Web page and app entries

------------------------------

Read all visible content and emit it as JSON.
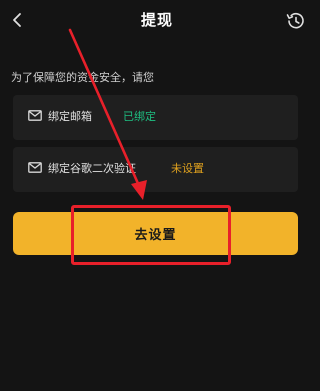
{
  "header": {
    "title": "提现",
    "back_icon": "chevron-left-icon",
    "history_icon": "history-clock-icon"
  },
  "notice": "为了保障您的资金安全，请您",
  "bindings": [
    {
      "icon": "mail-icon",
      "label": "绑定邮箱",
      "status": "已绑定",
      "status_color": "#1fbf82"
    },
    {
      "icon": "mail-icon",
      "label": "绑定谷歌二次验证",
      "status": "未设置",
      "status_color": "#e0a21f"
    }
  ],
  "action": {
    "label": "去设置",
    "color": "#f2b32a"
  },
  "annotation": {
    "color": "#e8202a"
  }
}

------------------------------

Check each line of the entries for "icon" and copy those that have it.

    "back_icon": "chevron-left-icon",
    "history_icon": "history-clock-icon"
      "icon": "mail-icon",
      "icon": "mail-icon",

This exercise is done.